There is a very strong argument to be made that the electric piano is the best instrument to learn first. Whether you dream of playing the violin like Andre Rieu, or thumping the tubs like Travis Barker, you will be better for it if you understand how the piano works. Indeed many accomplished musicians can attest to the fact that other instruments become easier once you’ve understood the piano.
Firstly, it is the only instrument that allows you to play seven octaves. An electric guitar or violin? Four. That means the range of possibilities for what you can play is almost twice as large on a piano. And if it is an electric piano, it means you can change the traditional sound to become strings, choir, harpsichord or a guitar tone. The world of music is opened up to you like with no other instrument.
This also has flow on effects for how you read sheet music. Because the keyboard covers the notes from both the treble and the bass clefs, you become much more well rounded than the guitarists who are stuck in their Every Good Boy Deserves Fruit world, or the bassists who cannot move beyond Good Boys Do Fine Always. If you decide to venture onto another instrument after the piano, you are set up to succeed before you’ve even started.
Secondly, the electric piano allows you to play both rhythm and melody at the same time. Most other instruments approach these as separate styles, and it is not until you are very good that you can begin to integrate them (think Classical Gas as a good example of how this might sound on the guitar). With a piano, playing both at the same time becomes your bread and butter. You will know to fit into the pocket of a rhythm section which will become incredibly helpful if you pick up an instrument like the bass or anything percussion. On the other hand (quite literally), you’ll understand how to create the beauty of a melodic line which will serve you well if you were to become a vocalist, lead guitarist or any other stringed instrument. In most cases, these ‘lead’ players actually tend to complement the other musicians better if they’ve come off the piano because they intuitively know how to make the melodic blend with the rhythmic.

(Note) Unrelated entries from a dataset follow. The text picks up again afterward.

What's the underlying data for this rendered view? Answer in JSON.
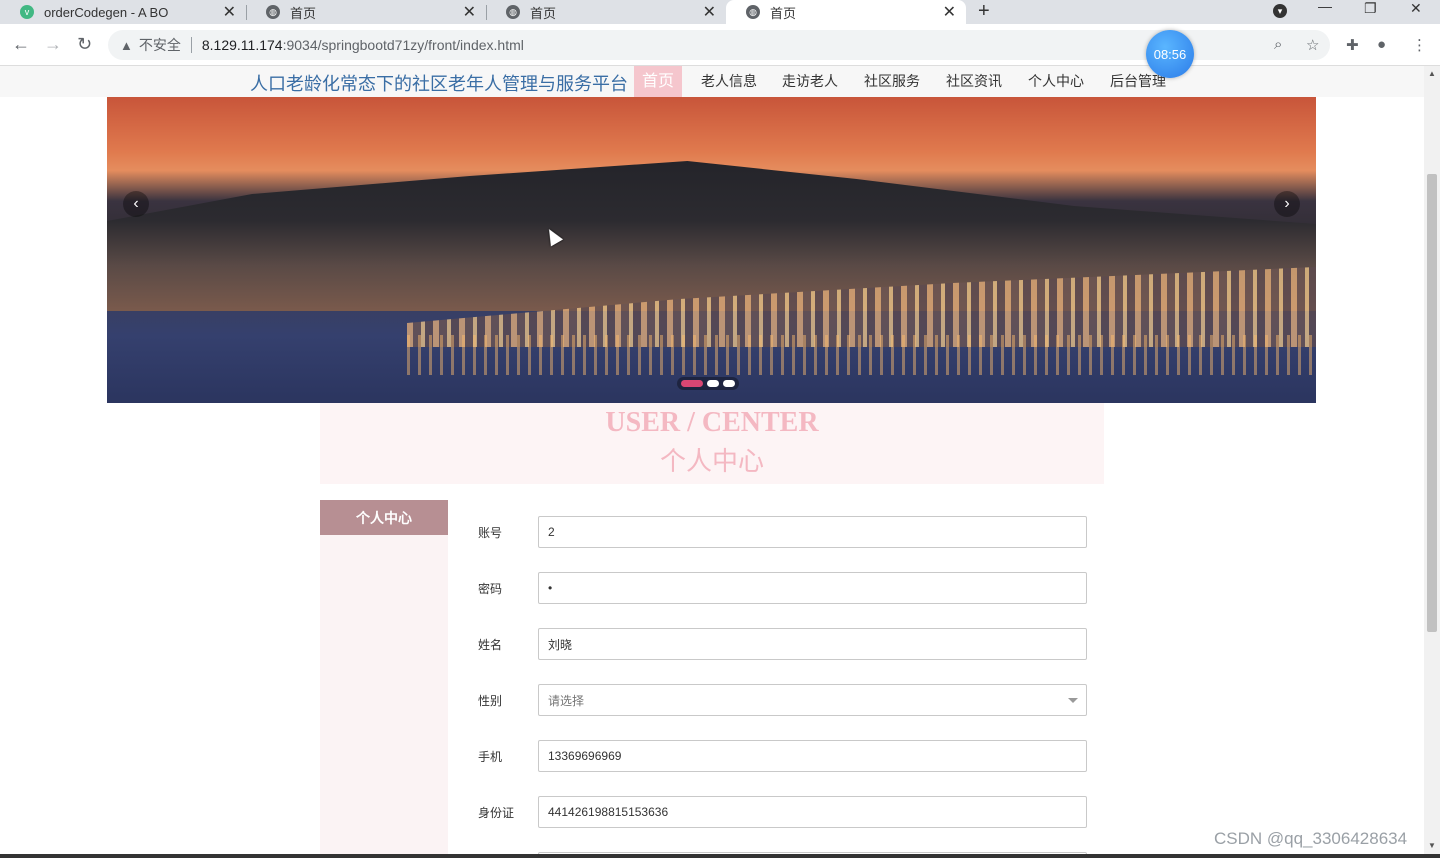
{
  "browser": {
    "tabs": [
      {
        "title": "orderCodegen - A BO",
        "favicon": "vue-icon"
      },
      {
        "title": "首页",
        "favicon": "globe-icon"
      },
      {
        "title": "首页",
        "favicon": "globe-icon"
      },
      {
        "title": "首页",
        "favicon": "globe-icon",
        "active": true
      }
    ],
    "security_label": "不安全",
    "url_host": "8.129.11.174",
    "url_path": ":9034/springbootd71zy/front/index.html",
    "timer": "08:56"
  },
  "site": {
    "title": "人口老龄化常态下的社区老年人管理与服务平台",
    "menu": [
      "首页",
      "老人信息",
      "走访老人",
      "社区服务",
      "社区资讯",
      "个人中心",
      "后台管理"
    ],
    "active_menu": "首页"
  },
  "carousel": {
    "slide_count": 3,
    "active_slide": 1,
    "prev_label": "‹",
    "next_label": "›"
  },
  "user_center": {
    "title_en": "USER / CENTER",
    "title_cn": "个人中心",
    "side_button": "个人中心",
    "fields": [
      {
        "label": "账号",
        "value": "2"
      },
      {
        "label": "密码",
        "value": "•"
      },
      {
        "label": "姓名",
        "value": "刘晓"
      },
      {
        "label": "性别",
        "value": "",
        "placeholder": "请选择",
        "type": "select"
      },
      {
        "label": "手机",
        "value": "13369696969"
      },
      {
        "label": "身份证",
        "value": "441426198815153636"
      }
    ]
  },
  "watermark": "CSDN @qq_3306428634",
  "colors": {
    "accent_pink": "#f5c6cd",
    "side_button": "#b78f93",
    "title_blue": "#3a6ea5",
    "dot_active": "#d94673"
  }
}
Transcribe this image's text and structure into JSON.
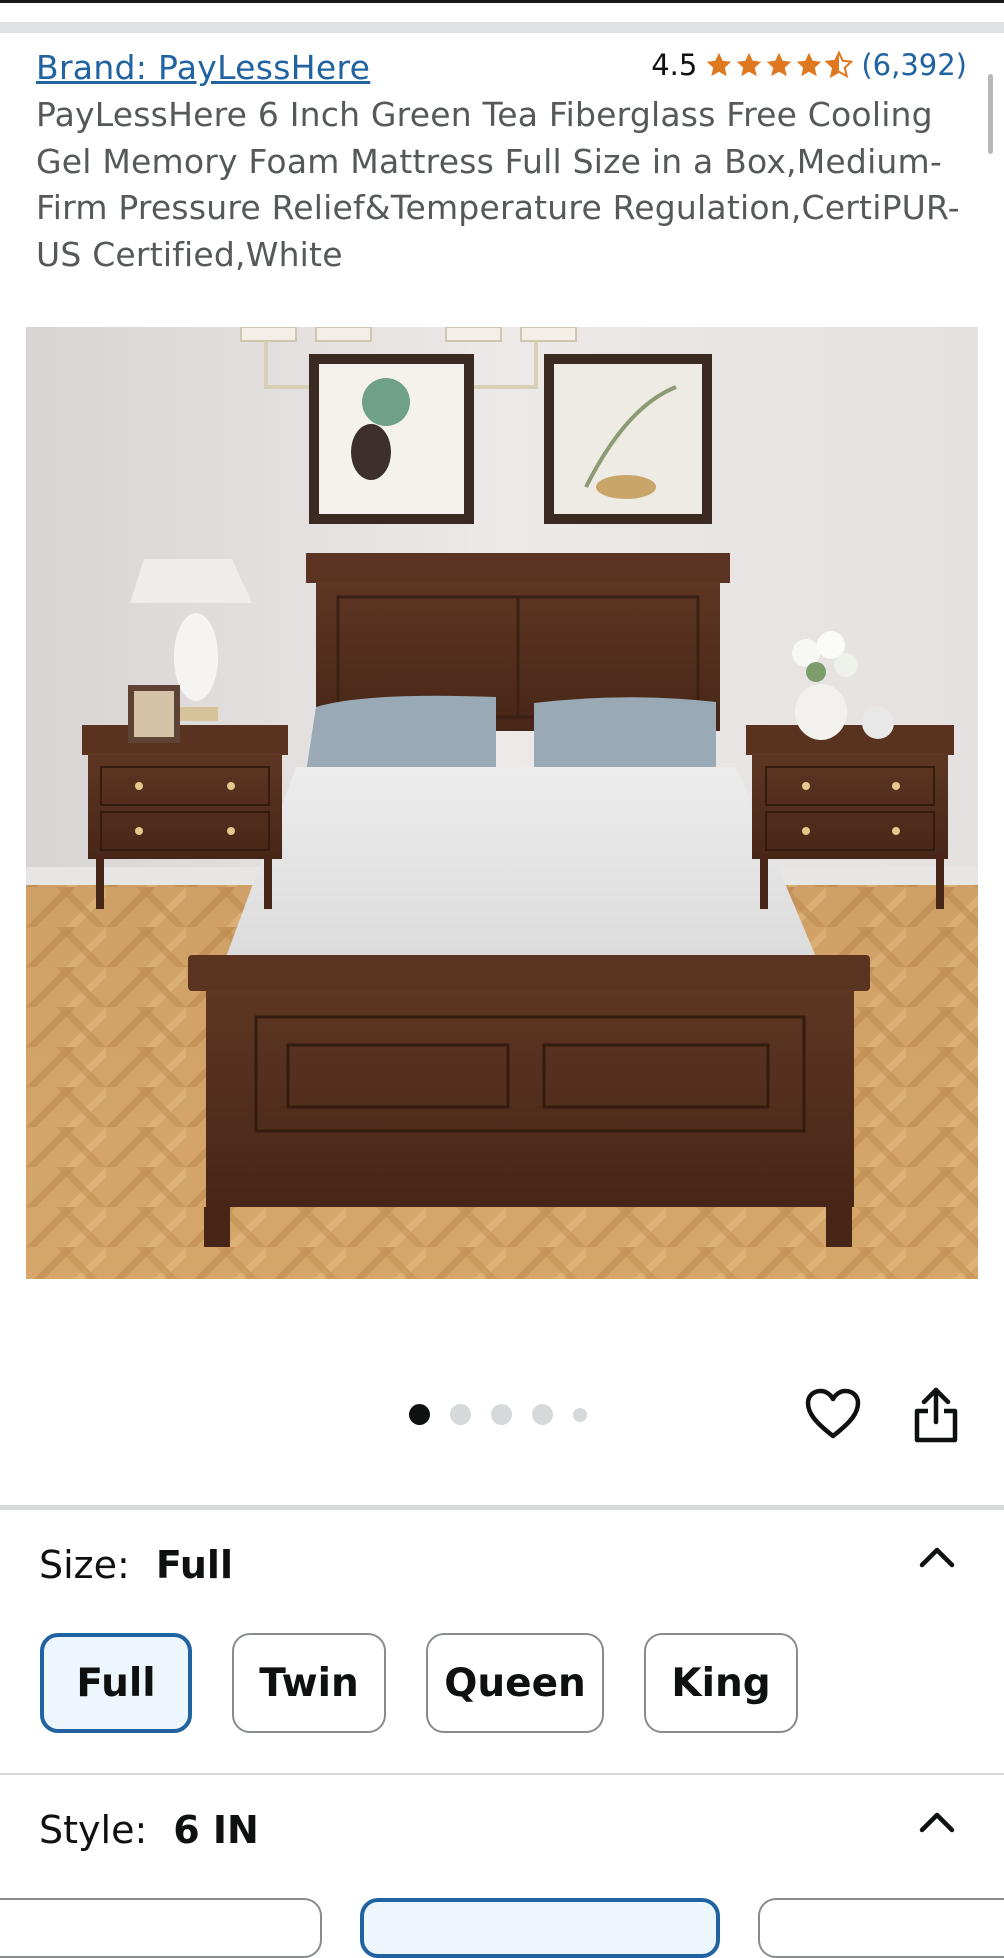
{
  "header": {
    "brand_link": "Brand: PayLessHere",
    "rating_value": "4.5",
    "rating_stars": 4.5,
    "rating_count": "(6,392)",
    "title": "PayLessHere 6 Inch Green Tea Fiberglass Free Cooling Gel Memory Foam Mattress Full Size in a Box,Medium-Firm Pressure Relief&Temperature Regulation,CertiPUR-US Certified,White"
  },
  "gallery": {
    "image_icon": "product-photo-bedroom",
    "image_count": 5,
    "active_index": 0,
    "favorite_icon": "heart-icon",
    "share_icon": "share-icon"
  },
  "size": {
    "label": "Size:",
    "selected": "Full",
    "options": [
      "Full",
      "Twin",
      "Queen",
      "King"
    ],
    "collapse_icon": "chevron-up-icon"
  },
  "style": {
    "label": "Style:",
    "selected": "6 IN",
    "collapse_icon": "chevron-up-icon"
  },
  "colors": {
    "link": "#2162a1",
    "star": "#de7921",
    "selected_border": "#2162a1",
    "selected_fill": "#edf5fd"
  }
}
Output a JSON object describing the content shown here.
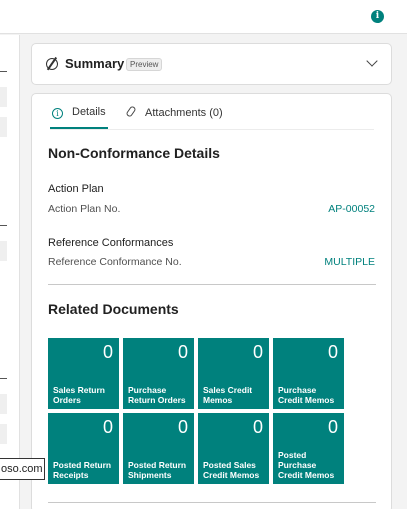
{
  "header": {
    "info_icon": "info-icon"
  },
  "left_panel": {
    "tooltip_text": "oso.com"
  },
  "summary": {
    "title": "Summary",
    "badge": "Preview",
    "icon": "summary-icon",
    "expand_icon": "chevron-down-icon"
  },
  "tabs": [
    {
      "label": "Details",
      "icon": "info-icon",
      "active": true
    },
    {
      "label": "Attachments (0)",
      "icon": "paperclip-icon",
      "active": false
    }
  ],
  "details": {
    "title": "Non-Conformance Details",
    "action_plan": {
      "group": "Action Plan",
      "label": "Action Plan No.",
      "value": "AP-00052"
    },
    "reference": {
      "group": "Reference Conformances",
      "label": "Reference Conformance No.",
      "value": "MULTIPLE"
    }
  },
  "related": {
    "title": "Related Documents",
    "tiles": [
      {
        "count": "0",
        "label": "Sales Return Orders"
      },
      {
        "count": "0",
        "label": "Purchase Return Orders"
      },
      {
        "count": "0",
        "label": "Sales Credit Memos"
      },
      {
        "count": "0",
        "label": "Purchase Credit Memos"
      },
      {
        "count": "0",
        "label": "Posted Return Receipts"
      },
      {
        "count": "0",
        "label": "Posted Return Shipments"
      },
      {
        "count": "0",
        "label": "Posted Sales Credit Memos"
      },
      {
        "count": "0",
        "label": "Posted Purchase Credit Memos"
      }
    ]
  },
  "colors": {
    "accent": "#00817d",
    "tile_bg": "#00817d"
  }
}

Finally, the piano is technically a stringed instrument, yet it requires percussive movement to produce sound. So, you are really covering all bases of musicianship on the piano. Of course, if it happens to be an electric piano, you can adjust the tone so that the percussive playing is complemented by a percussive tone. You can become a multi-instrumentalist without ever leaving your keyboard!
It should come as no surprise when we see famous musicians move off their main instrument and begin to play the piano. The chances are good that they started there, and that is why they became so good at their own instrument.
Get on the piano. You’ll never look back.